This tulip has changed even since I took the photo on Friday but Frank and the tulip look so pretty in the sun I had to include it here. The grassy shoots have no buds that I can see but that pan of Baby Moon daffodils should bloom soon. I hope.
When I complained last week about the bulbs I was forcing not responding to the force I kept sending their way I did not menton this Apricot Beauty which had produced a single bud. You can’t really tell from the photo but the other Apricot Beauties in this pot are also sending out buds. I hope they will be blooming next Sunday when I am supposed to bring them to church.
The pot of tulips next to Apricot Beauty that is not doing much is Yellow Baby, a ‘short, compact and fully double’ tulip which I am looking forward to.
Pieter de Leur is just the kind of bright red tulip that children cut out of construction paper in the spring. Mine are leaning a bit. I guess I haven’t managed to rotate them sufficiently in the window. One of the things that has amazed me is the way the flowers open and close slightly during the day. I understand that many flowers may close at the end of the day and open again in the morning, but I really hadn’t appreciated the amount of fluctuation during the day. That appreciation has been an un-anticipated benefit of the bulb forcing project.

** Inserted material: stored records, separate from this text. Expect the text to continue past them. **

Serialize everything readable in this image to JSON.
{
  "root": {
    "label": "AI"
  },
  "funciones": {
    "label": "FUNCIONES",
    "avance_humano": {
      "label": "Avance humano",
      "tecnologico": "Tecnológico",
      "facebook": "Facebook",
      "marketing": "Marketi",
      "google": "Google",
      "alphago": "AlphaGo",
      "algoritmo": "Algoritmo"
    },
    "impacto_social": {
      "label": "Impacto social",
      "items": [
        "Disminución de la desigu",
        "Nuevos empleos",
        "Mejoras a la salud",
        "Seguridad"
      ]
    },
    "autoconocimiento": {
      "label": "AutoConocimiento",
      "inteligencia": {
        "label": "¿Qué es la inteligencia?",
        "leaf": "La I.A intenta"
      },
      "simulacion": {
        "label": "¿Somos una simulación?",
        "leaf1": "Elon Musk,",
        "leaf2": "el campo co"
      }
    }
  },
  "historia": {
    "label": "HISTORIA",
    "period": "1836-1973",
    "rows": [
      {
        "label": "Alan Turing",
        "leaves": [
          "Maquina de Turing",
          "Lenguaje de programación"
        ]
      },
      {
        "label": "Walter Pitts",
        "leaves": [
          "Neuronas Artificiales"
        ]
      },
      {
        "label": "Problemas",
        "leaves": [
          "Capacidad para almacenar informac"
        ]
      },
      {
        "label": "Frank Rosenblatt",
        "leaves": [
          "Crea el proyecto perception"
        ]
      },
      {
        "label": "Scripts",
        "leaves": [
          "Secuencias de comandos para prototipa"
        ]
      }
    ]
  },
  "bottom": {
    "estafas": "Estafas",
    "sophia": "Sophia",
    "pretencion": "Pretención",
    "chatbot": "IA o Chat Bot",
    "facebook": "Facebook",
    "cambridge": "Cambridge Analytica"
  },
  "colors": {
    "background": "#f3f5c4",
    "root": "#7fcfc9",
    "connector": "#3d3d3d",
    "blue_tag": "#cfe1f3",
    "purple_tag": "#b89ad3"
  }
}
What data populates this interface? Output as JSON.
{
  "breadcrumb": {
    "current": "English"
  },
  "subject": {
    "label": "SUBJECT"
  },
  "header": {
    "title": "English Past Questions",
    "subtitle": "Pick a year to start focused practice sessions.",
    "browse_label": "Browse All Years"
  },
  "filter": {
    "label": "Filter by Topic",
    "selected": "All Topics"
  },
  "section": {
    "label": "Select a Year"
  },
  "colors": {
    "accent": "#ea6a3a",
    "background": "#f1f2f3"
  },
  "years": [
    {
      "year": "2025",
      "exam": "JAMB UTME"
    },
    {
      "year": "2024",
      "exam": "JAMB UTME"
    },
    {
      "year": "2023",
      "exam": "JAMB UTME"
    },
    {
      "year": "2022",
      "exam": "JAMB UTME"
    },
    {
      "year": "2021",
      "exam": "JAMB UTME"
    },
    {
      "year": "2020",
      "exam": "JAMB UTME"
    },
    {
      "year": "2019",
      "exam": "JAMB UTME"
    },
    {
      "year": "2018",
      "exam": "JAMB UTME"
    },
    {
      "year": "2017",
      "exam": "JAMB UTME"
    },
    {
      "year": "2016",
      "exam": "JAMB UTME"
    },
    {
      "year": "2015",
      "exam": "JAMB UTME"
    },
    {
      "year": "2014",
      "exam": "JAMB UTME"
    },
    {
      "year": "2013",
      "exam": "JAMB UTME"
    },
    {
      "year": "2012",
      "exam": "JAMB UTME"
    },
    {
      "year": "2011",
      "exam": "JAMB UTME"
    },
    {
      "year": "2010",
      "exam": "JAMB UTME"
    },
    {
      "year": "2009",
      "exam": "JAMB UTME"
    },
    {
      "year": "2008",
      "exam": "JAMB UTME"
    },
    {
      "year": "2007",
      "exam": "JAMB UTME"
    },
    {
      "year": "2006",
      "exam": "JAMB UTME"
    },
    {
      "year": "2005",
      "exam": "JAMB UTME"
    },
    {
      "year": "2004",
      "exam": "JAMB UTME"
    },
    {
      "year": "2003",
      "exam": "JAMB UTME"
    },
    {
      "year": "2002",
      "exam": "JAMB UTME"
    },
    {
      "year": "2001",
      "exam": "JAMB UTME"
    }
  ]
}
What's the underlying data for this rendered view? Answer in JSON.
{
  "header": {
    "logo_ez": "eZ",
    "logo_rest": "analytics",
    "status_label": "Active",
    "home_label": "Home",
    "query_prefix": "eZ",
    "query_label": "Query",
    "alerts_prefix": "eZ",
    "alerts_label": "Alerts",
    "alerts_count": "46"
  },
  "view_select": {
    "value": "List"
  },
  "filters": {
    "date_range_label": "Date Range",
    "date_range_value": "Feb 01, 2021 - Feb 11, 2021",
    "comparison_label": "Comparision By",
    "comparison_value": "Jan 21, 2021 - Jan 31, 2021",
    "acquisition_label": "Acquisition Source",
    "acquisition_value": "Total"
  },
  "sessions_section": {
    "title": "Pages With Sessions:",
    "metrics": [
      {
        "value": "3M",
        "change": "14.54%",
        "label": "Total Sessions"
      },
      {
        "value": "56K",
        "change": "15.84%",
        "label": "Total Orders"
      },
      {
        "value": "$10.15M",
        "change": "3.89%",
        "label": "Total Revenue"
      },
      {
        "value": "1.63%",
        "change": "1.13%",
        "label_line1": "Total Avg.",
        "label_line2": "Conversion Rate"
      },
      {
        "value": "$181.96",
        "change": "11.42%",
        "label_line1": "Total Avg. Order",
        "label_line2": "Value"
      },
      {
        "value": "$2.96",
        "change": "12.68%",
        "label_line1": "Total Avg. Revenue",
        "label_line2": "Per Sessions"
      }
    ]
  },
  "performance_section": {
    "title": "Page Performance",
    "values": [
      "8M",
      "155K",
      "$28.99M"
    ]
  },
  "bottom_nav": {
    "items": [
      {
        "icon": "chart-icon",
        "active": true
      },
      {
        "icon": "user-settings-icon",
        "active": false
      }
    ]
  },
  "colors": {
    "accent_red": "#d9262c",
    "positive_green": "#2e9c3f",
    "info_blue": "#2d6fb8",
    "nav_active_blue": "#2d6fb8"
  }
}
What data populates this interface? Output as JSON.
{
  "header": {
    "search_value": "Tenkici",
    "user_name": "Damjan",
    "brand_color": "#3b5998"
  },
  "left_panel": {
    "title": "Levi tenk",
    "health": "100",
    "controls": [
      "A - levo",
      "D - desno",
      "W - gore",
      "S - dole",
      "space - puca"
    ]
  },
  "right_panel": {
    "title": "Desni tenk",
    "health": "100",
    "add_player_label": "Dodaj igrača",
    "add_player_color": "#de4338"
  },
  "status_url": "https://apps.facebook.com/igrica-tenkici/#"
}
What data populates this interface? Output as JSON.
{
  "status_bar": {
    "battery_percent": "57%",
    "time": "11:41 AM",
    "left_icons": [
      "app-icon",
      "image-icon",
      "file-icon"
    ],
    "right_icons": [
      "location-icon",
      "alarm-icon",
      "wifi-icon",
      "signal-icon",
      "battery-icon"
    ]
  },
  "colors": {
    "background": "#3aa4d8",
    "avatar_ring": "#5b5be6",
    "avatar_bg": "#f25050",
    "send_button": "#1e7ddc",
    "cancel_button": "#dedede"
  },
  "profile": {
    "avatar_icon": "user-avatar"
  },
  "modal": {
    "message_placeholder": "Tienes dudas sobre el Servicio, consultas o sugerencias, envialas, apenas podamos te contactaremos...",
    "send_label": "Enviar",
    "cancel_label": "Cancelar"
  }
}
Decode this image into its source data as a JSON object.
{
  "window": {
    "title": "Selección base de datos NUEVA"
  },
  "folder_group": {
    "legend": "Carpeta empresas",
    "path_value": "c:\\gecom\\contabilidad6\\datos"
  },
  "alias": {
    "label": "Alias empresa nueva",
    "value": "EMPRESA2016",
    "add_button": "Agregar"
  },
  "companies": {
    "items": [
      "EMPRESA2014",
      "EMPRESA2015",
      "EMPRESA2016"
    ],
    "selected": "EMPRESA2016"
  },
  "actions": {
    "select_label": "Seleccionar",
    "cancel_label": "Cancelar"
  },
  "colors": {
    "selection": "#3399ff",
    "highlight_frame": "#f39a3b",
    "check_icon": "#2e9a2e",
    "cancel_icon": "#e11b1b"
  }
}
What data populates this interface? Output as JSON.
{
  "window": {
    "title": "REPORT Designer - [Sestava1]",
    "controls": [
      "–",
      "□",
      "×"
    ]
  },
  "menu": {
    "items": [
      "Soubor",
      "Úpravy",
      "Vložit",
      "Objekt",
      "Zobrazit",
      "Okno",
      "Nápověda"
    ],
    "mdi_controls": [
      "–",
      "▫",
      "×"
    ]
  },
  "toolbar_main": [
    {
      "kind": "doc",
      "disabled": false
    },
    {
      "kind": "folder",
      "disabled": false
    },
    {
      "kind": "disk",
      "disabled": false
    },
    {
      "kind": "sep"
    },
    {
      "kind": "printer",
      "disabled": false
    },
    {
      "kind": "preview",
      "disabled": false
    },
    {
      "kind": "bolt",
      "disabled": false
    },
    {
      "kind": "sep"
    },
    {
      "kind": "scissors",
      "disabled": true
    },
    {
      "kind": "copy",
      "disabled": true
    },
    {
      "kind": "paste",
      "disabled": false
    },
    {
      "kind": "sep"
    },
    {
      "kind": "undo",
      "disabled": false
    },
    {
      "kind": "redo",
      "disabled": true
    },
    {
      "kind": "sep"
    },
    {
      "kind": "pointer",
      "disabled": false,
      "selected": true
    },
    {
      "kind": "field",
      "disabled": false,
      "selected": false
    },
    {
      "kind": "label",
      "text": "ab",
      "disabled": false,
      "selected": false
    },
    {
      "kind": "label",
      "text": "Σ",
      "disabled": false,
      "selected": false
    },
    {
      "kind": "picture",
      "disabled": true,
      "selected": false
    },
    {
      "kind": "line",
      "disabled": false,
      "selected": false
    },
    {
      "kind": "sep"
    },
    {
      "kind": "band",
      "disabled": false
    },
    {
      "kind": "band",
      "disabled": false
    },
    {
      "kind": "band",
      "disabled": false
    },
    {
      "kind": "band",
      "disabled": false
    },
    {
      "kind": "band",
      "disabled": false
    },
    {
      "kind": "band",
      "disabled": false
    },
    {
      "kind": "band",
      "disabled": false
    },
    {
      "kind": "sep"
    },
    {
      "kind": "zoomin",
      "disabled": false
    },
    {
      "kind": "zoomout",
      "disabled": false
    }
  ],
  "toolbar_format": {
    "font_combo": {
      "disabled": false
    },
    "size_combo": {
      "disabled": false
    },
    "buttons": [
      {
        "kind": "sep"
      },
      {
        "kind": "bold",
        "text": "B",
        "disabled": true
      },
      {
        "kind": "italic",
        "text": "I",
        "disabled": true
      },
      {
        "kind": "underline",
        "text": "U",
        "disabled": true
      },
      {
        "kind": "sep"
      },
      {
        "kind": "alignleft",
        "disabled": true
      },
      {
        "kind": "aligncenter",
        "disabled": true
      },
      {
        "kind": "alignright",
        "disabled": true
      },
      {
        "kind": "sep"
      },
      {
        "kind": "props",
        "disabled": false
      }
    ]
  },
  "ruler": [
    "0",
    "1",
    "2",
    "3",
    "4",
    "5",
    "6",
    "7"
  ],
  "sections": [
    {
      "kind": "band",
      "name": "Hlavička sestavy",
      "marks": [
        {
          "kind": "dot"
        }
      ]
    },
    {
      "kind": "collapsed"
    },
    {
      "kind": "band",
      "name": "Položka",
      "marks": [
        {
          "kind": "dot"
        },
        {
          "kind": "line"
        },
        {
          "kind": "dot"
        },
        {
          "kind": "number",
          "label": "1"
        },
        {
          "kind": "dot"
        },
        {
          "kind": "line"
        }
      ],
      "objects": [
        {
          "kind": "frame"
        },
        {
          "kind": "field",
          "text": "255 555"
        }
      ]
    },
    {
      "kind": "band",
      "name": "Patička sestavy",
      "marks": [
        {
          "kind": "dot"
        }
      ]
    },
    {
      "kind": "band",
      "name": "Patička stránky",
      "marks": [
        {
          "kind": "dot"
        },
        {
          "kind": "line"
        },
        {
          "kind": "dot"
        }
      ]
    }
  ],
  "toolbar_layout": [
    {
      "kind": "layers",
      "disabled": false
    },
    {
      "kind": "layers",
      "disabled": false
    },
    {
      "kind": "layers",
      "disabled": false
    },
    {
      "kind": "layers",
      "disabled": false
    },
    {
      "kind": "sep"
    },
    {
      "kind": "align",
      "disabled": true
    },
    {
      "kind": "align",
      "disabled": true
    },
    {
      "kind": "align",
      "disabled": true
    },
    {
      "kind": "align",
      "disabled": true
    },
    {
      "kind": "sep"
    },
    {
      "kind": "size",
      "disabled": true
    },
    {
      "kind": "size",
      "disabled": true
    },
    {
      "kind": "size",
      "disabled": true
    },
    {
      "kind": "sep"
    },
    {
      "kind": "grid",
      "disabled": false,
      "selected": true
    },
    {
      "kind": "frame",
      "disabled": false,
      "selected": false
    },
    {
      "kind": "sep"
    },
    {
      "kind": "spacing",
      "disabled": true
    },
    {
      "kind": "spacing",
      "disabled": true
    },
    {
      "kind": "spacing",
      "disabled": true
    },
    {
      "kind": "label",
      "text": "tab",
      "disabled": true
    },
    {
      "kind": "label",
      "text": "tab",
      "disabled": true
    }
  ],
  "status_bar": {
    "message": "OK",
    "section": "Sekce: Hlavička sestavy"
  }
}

This Minnow daffodil is so pretty and fragrant. I put my pencil holder in the photo just for scale. The plant itself is about eight inches tall so you can see the little bouquet of flowers is tiny. When I ordered these miniature bulbs I didn’t understand quite how tiny the flowers would be. Another learning lesson. You can see there will be other flowers soon. I found this odd little terra cotta pot at the transfer station and I thought it would be good for forcing bulbs that could then be given away as gifts, but while the bulbs are good size, the flowers are tiny, so I am enjoying them all myself.